- _Problem details_
Apart from any images, the entries are to be output exactly.

Page and application data records
══════
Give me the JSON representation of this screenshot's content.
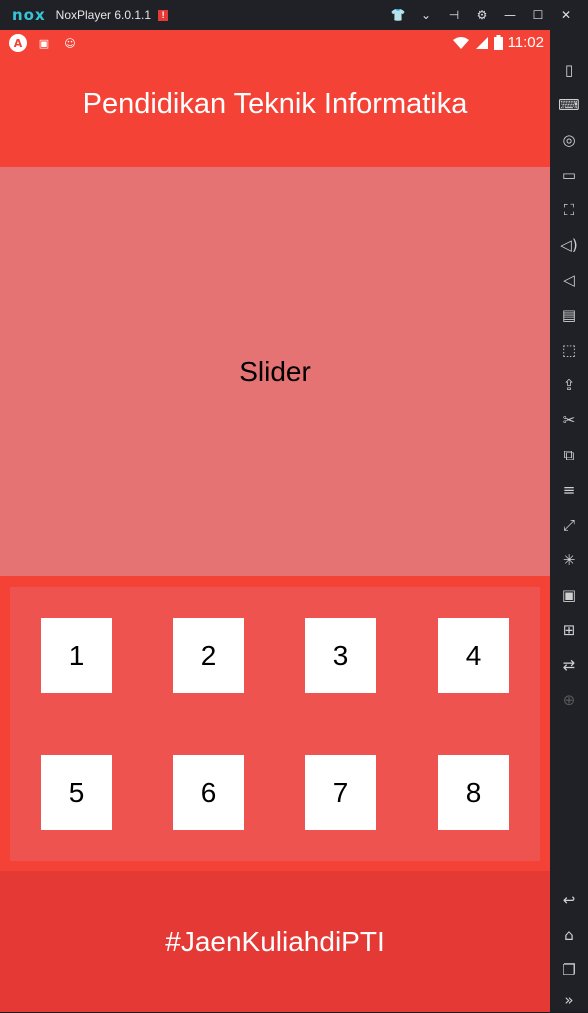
{
  "window": {
    "logo_text": "nox",
    "app_name": "NoxPlayer 6.0.1.1",
    "alert_badge": "!",
    "controls": [
      {
        "name": "shirt-icon",
        "glyph": "👕"
      },
      {
        "name": "chevron-down-icon",
        "glyph": "⌄"
      },
      {
        "name": "pin-icon",
        "glyph": "⊣"
      },
      {
        "name": "gear-icon",
        "glyph": "⚙"
      },
      {
        "name": "minimize-icon",
        "glyph": "—"
      },
      {
        "name": "maximize-icon",
        "glyph": "☐"
      },
      {
        "name": "close-icon",
        "glyph": "✕"
      }
    ]
  },
  "statusbar": {
    "left_icons": [
      "A",
      "▣",
      "☺"
    ],
    "right_icons": [
      "wifi-icon",
      "signal-icon",
      "battery-icon"
    ],
    "time": "11:02"
  },
  "app": {
    "title": "Pendidikan Teknik Informatika",
    "slider_label": "Slider",
    "tiles": [
      "1",
      "2",
      "3",
      "4",
      "5",
      "6",
      "7",
      "8"
    ],
    "footer_text": "#JaenKuliahdiPTI",
    "colors": {
      "appbar": "#f44336",
      "slider": "#e57373",
      "grid": "#ef5350",
      "footer": "#e53935",
      "tile": "#ffffff"
    }
  },
  "sidebar": {
    "tools": [
      {
        "name": "shake-icon",
        "glyph": "▯"
      },
      {
        "name": "keyboard-icon",
        "glyph": "⌨"
      },
      {
        "name": "location-icon",
        "glyph": "◎"
      },
      {
        "name": "screen-icon",
        "glyph": "▭"
      },
      {
        "name": "fullscreen-icon",
        "glyph": "⛶"
      },
      {
        "name": "volume-up-icon",
        "glyph": "◁)"
      },
      {
        "name": "volume-down-icon",
        "glyph": "◁"
      },
      {
        "name": "toolbox-icon",
        "glyph": "▤"
      },
      {
        "name": "screenshot-icon",
        "glyph": "⬚"
      },
      {
        "name": "apk-icon",
        "glyph": "⇪"
      },
      {
        "name": "scissors-icon",
        "glyph": "✂"
      },
      {
        "name": "multi-instance-icon",
        "glyph": "⧉"
      },
      {
        "name": "menu-icon",
        "glyph": "≡"
      },
      {
        "name": "shortcut-icon",
        "glyph": "⤢"
      },
      {
        "name": "loading-icon",
        "glyph": "✳"
      },
      {
        "name": "record-icon",
        "glyph": "▣"
      },
      {
        "name": "gamepad-icon",
        "glyph": "⊞"
      },
      {
        "name": "sync-icon",
        "glyph": "⇄"
      },
      {
        "name": "add-icon",
        "glyph": "⊕"
      },
      {
        "name": "back-icon",
        "glyph": "↩"
      },
      {
        "name": "home-icon",
        "glyph": "⌂"
      },
      {
        "name": "recents-icon",
        "glyph": "❐"
      },
      {
        "name": "more-icon",
        "glyph": "»"
      }
    ]
  }
}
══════
- _Response_
Give me the JSON representation of this screenshot's content.
{
  "window": {
    "logo_text": "nox",
    "app_name": "NoxPlayer 6.0.1.1",
    "alert_badge": "!",
    "controls": [
      {
        "name": "shirt-icon",
        "glyph": "👕"
      },
      {
        "name": "chevron-down-icon",
        "glyph": "⌄"
      },
      {
        "name": "pin-icon",
        "glyph": "⊣"
      },
      {
        "name": "gear-icon",
        "glyph": "⚙"
      },
      {
        "name": "minimize-icon",
        "glyph": "—"
      },
      {
        "name": "maximize-icon",
        "glyph": "☐"
      },
      {
        "name": "close-icon",
        "glyph": "✕"
      }
    ]
  },
  "statusbar": {
    "left_icons": [
      "A",
      "▣",
      "☺"
    ],
    "right_icons": [
      "wifi-icon",
      "signal-icon",
      "battery-icon"
    ],
    "time": "11:02"
  },
  "app": {
    "title": "Pendidikan Teknik Informatika",
    "slider_label": "Slider",
    "tiles": [
      "1",
      "2",
      "3",
      "4",
      "5",
      "6",
      "7",
      "8"
    ],
    "footer_text": "#JaenKuliahdiPTI",
    "colors": {
      "appbar": "#f44336",
      "slider": "#e57373",
      "grid": "#ef5350",
      "footer": "#e53935",
      "tile": "#ffffff"
    }
  },
  "sidebar": {
    "tools": [
      {
        "name": "shake-icon",
        "glyph": "▯"
      },
      {
        "name": "keyboard-icon",
        "glyph": "⌨"
      },
      {
        "name": "location-icon",
        "glyph": "◎"
      },
      {
        "name": "screen-icon",
        "glyph": "▭"
      },
      {
        "name": "fullscreen-icon",
        "glyph": "⛶"
      },
      {
        "name": "volume-up-icon",
        "glyph": "◁)"
      },
      {
        "name": "volume-down-icon",
        "glyph": "◁"
      },
      {
        "name": "toolbox-icon",
        "glyph": "▤"
      },
      {
        "name": "screenshot-icon",
        "glyph": "⬚"
      },
      {
        "name": "apk-icon",
        "glyph": "⇪"
      },
      {
        "name": "scissors-icon",
        "glyph": "✂"
      },
      {
        "name": "multi-instance-icon",
        "glyph": "⧉"
      },
      {
        "name": "menu-icon",
        "glyph": "≡"
      },
      {
        "name": "shortcut-icon",
        "glyph": "⤢"
      },
      {
        "name": "loading-icon",
        "glyph": "✳"
      },
      {
        "name": "record-icon",
        "glyph": "▣"
      },
      {
        "name": "gamepad-icon",
        "glyph": "⊞"
      },
      {
        "name": "sync-icon",
        "glyph": "⇄"
      },
      {
        "name": "add-icon",
        "glyph": "⊕"
      },
      {
        "name": "back-icon",
        "glyph": "↩"
      },
      {
        "name": "home-icon",
        "glyph": "⌂"
      },
      {
        "name": "recents-icon",
        "glyph": "❐"
      },
      {
        "name": "more-icon",
        "glyph": "»"
      }
    ]
  }
}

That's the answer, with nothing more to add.